Wednesday, 7 March 2018

My New Book!

Hello again. I don't normally advertise here - especially not for myself - but my new book on birds, Birds in their Habitats; journeys with a naturalist, has just been released, and if you enjoy my blog it occurs to me that you might well enjoy it too. It was a long time in incubation, and covers a fair bit of the Southern Hemisphere, though obviously enough with a strong emphasis on Australia. Here's a link to the chapter contents; they're reasonably detailed so a browse through them might give you a reasonable idea of the contents.

My idea was to introduce you to seven major habitats, and some of the birds I've encountered in them. It's not a book about me, but about the birds, and my idea was to tell stories, with the hope that you'll enjoy the read and at the end of it discover that you've learned things you didn't know - about aspects of ecology, behaviour, evolution and conservation. It's also a bit about the people who study birds and the amazing things they're discovering, and a bit of a delve here and there into the sometimes slightly strange world of the people who watch birds.
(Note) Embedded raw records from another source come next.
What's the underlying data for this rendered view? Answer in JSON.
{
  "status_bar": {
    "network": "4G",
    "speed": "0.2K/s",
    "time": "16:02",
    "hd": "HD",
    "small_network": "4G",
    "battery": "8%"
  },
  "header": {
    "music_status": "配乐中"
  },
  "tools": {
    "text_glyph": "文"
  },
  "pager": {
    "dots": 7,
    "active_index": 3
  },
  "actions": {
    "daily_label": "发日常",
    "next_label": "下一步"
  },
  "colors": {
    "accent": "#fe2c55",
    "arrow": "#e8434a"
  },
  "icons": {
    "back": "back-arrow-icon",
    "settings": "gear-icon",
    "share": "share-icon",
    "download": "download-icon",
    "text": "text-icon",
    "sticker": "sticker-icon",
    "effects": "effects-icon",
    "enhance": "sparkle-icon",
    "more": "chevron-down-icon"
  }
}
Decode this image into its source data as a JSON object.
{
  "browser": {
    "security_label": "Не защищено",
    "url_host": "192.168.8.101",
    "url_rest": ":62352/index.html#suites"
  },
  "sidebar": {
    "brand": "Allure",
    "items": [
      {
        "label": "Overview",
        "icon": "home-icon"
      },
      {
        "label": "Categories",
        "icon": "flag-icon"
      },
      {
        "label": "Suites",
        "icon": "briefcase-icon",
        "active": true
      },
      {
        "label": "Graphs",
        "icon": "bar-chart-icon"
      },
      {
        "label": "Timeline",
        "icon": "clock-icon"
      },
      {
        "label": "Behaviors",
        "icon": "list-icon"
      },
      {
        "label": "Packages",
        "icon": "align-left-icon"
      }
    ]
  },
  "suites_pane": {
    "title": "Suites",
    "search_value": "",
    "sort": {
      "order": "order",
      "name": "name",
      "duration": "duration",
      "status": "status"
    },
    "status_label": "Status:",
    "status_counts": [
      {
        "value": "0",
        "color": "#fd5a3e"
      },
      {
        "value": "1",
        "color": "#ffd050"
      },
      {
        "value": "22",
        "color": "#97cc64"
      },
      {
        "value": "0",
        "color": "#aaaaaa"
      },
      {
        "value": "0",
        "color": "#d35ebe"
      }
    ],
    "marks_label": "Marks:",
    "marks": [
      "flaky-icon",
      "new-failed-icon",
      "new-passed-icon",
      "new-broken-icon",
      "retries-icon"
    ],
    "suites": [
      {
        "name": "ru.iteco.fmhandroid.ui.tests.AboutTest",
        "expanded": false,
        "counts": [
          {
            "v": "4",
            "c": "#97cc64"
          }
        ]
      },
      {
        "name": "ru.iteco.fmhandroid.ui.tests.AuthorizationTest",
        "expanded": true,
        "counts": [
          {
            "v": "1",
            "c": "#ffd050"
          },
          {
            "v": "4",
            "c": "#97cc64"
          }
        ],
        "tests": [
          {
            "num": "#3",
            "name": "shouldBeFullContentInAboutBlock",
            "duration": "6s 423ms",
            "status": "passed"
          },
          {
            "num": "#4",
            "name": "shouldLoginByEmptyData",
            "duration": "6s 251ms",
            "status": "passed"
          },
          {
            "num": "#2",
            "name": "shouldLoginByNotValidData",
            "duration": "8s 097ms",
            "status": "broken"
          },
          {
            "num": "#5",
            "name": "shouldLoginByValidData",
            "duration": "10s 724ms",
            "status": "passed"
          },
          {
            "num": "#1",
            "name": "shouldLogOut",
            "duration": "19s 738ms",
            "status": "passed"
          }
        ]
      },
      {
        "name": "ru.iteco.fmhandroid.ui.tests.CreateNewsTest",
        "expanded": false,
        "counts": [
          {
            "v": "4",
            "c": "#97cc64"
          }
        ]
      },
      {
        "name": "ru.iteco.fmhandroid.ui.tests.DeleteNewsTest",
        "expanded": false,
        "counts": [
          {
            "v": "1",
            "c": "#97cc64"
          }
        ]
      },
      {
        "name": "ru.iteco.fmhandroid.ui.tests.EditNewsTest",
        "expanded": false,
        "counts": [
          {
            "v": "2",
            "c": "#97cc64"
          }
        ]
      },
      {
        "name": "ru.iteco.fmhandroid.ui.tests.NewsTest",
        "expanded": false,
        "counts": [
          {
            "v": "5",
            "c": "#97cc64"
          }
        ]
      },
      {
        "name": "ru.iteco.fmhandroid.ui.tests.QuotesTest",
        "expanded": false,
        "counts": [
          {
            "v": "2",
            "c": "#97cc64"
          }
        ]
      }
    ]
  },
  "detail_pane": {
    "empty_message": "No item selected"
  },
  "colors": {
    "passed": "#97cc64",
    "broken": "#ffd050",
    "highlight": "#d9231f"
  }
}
Here's what it looks like from the outside.

And here's a link to the publisher's page, with a bit more blurb and the option of ordering if you so choose. However it's also available through other on-line sources and even good old-fashioned bookshops (especially in Australia) if you're so inclined.

And finally as a small bonus a couple of pics from the book, with their captions.
A pair of Waved Albatrosses, in a breeding colony on Española, Galápagos, performs an elaborate bill-clashing bond reinforcement ceremony as one returns from a fishing expedition. Their sole chick is the object of intensive care.

Yellow-billed Spoonbill, Jerrabomberra Wetlands, Canberra. This bird is preening, running each feather in turn through its bill to clean it and ‘rezip’ the barbules; this is an immense task, which every bird undertakes every day.
Thanks for reading, and if you do choose to buy the book, thank you for that too!



Susan said...

How exciting for you. I hope sales are good.

Ian Fraser said...

Thanks for that Susan, much appreciated. Me too, though I may be biased! Early signs suggest that cautious optimism may not be too inappropriate.